I am reading the memoir Berlin Embassy, written by American diplomat William Russell and published in 1941. There are many similarities between Trump and Hitler. One big difference: the Germans did not have the soul-shattering historical example of Hitler — we do. We know what happens when a maladjusted clown is given the reins of a world superpower. But this post is about refugees, namely Jewish refugees struggling to escape the Nazis.
In this passage, Russell describes his job in the immigration section of the Berlin Embassy. It is August 31, 1939, the day before the Germans invaded Poland and WWII began:
A small woman, dressed in black and wearing thick spectacles, moved forward to the desk. “My husband is in the concentration camp at Dachau,” she said simply, in a low voice. “Tell me what I can do to help him get out.”
“What’s his registration number?” Joe asked.
“Eight thousand four hundred and ten, Polish quota,” the woman said.
“I’m sorry,” Joe answered sympathetically, “There are thousands of applicants registered before your husband. He has at least eight years to wait.”
The expression on the woman’s face showed that she did not believe Joe’s words. “But you will just have to do something,” she insisted. “He will die there. If war comes, they will never let him out of that place.”
Joe shook his head slowly.
The little woman began to cry as she gathered up the letters which she had spread out on the desk. She fumbled with the papers and when she had them all in her pocket-book she walked away.
It was like that all day, everyday, in our Embassy.
Some demanding. Some pleading. Some trying bribes. Some too wrought-up to speak. All wanting the same precious thing. A visa for the United States.
Russell wrote, “We did what we could within the American quota laws.” He went on:
All of our consulates in Germany had the same problem.

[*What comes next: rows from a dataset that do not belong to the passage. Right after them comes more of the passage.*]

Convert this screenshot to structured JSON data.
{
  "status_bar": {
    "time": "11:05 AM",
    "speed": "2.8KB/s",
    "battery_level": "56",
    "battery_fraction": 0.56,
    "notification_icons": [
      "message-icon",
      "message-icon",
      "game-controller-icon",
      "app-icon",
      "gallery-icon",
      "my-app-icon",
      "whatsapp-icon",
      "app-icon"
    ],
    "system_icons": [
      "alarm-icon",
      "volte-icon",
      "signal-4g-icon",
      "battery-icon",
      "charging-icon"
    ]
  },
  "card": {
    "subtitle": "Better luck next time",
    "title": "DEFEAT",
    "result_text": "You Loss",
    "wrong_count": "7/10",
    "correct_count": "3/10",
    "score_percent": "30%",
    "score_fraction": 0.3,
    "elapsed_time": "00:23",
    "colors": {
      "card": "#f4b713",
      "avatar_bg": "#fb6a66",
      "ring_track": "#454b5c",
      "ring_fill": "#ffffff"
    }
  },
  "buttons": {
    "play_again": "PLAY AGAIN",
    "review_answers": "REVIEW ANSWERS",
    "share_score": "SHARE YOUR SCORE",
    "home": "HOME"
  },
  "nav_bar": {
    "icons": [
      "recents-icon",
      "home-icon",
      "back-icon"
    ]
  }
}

Refugees were to be found in every nook and cranny of their buildings, many of them begging to be allowed to spend the night under the safety of Uncle Sam’s roof. When we opened the Consular section of the Embassy one morning in Berlin we found that a terrified Jew had spent the week end with us.
One reason we were so popular: There was no European country which would admit a German or a Polish Jewish refugee unless he could first show that he was registered with the American Consulate for an immigration visa.
We had worked for two years day and night to help the immigrants. We worked Saturdays and we worked Sundays and we took work home with us to try to cope with the mounting piles of affidavits and correspondence. Our United States Senators and Representatives loaded down our mails with demands for assistance to this or that refugee. We did what we could to handle the flood of petitions and affidavits which poured in on us from all parts of the United States. We did what we could to help the worst cases; we gave visas by the thousands.
I think there is no decent American living who could have worked in our Berlin Immigration section without acquiring a deep hatred for the government which drove these people like cattle from unfriendly consulate to unfriendly consulate, from blocked border to blocked border. Nothing was too petty for the mighty German government so long as it could do some harm to a harried Jew.
In the future, will we be generous and decent or will we be petty? American voters will decide on Tuesday.